**Entries provided**

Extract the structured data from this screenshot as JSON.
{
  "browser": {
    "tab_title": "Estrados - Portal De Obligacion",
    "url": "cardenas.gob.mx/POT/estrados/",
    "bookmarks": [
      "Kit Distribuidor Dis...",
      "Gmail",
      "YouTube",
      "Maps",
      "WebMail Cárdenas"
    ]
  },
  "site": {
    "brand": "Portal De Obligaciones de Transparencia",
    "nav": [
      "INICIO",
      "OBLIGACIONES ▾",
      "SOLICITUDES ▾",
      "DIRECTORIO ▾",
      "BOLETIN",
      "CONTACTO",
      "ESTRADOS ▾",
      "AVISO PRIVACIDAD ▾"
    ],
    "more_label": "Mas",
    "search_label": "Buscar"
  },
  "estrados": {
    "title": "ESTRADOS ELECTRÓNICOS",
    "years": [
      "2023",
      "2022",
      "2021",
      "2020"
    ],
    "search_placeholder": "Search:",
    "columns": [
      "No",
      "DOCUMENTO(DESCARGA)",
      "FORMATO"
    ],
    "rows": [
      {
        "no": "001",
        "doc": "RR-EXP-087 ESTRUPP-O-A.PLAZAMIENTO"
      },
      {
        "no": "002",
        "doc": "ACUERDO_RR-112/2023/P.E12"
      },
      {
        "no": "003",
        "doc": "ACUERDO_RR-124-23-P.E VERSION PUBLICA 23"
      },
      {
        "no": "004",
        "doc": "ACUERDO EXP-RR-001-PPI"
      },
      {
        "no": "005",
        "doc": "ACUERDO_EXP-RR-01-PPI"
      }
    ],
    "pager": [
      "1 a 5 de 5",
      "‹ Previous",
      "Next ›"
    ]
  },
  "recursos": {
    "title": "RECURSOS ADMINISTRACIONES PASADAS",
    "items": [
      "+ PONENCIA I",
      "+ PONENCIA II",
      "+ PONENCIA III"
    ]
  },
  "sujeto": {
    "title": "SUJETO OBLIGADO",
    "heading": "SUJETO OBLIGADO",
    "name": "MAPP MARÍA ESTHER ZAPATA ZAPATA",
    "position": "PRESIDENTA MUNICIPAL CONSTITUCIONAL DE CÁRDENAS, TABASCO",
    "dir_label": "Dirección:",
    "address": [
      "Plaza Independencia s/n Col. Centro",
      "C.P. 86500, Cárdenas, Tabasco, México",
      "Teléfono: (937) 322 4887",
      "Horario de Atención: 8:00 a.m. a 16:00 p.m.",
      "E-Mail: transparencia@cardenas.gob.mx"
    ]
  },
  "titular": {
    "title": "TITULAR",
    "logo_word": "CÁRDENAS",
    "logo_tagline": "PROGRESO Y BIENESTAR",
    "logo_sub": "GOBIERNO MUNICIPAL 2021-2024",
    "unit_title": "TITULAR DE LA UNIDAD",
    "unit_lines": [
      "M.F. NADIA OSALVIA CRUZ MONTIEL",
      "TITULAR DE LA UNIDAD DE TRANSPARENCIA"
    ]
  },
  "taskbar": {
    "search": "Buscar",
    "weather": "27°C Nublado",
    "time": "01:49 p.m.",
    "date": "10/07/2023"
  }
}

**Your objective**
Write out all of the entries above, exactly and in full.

**Written response**
Extract the structured data from this screenshot as JSON.
{
  "browser": {
    "tab_title": "Estrados - Portal De Obligacion",
    "url": "cardenas.gob.mx/POT/estrados/",
    "bookmarks": [
      "Kit Distribuidor Dis...",
      "Gmail",
      "YouTube",
      "Maps",
      "WebMail Cárdenas"
    ]
  },
  "site": {
    "brand": "Portal De Obligaciones de Transparencia",
    "nav": [
      "INICIO",
      "OBLIGACIONES ▾",
      "SOLICITUDES ▾",
      "DIRECTORIO ▾",
      "BOLETIN",
      "CONTACTO",
      "ESTRADOS ▾",
      "AVISO PRIVACIDAD ▾"
    ],
    "more_label": "Mas",
    "search_label": "Buscar"
  },
  "estrados": {
    "title": "ESTRADOS ELECTRÓNICOS",
    "years": [
      "2023",
      "2022",
      "2021",
      "2020"
    ],
    "search_placeholder": "Search:",
    "columns": [
      "No",
      "DOCUMENTO(DESCARGA)",
      "FORMATO"
    ],
    "rows": [
      {
        "no": "001",
        "doc": "RR-EXP-087 ESTRUPP-O-A.PLAZAMIENTO"
      },
      {
        "no": "002",
        "doc": "ACUERDO_RR-112/2023/P.E12"
      },
      {
        "no": "003",
        "doc": "ACUERDO_RR-124-23-P.E VERSION PUBLICA 23"
      },
      {
        "no": "004",
        "doc": "ACUERDO EXP-RR-001-PPI"
      },
      {
        "no": "005",
        "doc": "ACUERDO_EXP-RR-01-PPI"
      }
    ],
    "pager": [
      "1 a 5 de 5",
      "‹ Previous",
      "Next ›"
    ]
  },
  "recursos": {
    "title": "RECURSOS ADMINISTRACIONES PASADAS",
    "items": [
      "+ PONENCIA I",
      "+ PONENCIA II",
      "+ PONENCIA III"
    ]
  },
  "sujeto": {
    "title": "SUJETO OBLIGADO",
    "heading": "SUJETO OBLIGADO",
    "name": "MAPP MARÍA ESTHER ZAPATA ZAPATA",
    "position": "PRESIDENTA MUNICIPAL CONSTITUCIONAL DE CÁRDENAS, TABASCO",
    "dir_label": "Dirección:",
    "address": [
      "Plaza Independencia s/n Col. Centro",
      "C.P. 86500, Cárdenas, Tabasco, México",
      "Teléfono: (937) 322 4887",
      "Horario de Atención: 8:00 a.m. a 16:00 p.m.",
      "E-Mail: transparencia@cardenas.gob.mx"
    ]
  },
  "titular": {
    "title": "TITULAR",
    "logo_word": "CÁRDENAS",
    "logo_tagline": "PROGRESO Y BIENESTAR",
    "logo_sub": "GOBIERNO MUNICIPAL 2021-2024",
    "unit_title": "TITULAR DE LA UNIDAD",
    "unit_lines": [
      "M.F. NADIA OSALVIA CRUZ MONTIEL",
      "TITULAR DE LA UNIDAD DE TRANSPARENCIA"
    ]
  },
  "taskbar": {
    "search": "Buscar",
    "weather": "27°C Nublado",
    "time": "01:49 p.m.",
    "date": "10/07/2023"
  }
}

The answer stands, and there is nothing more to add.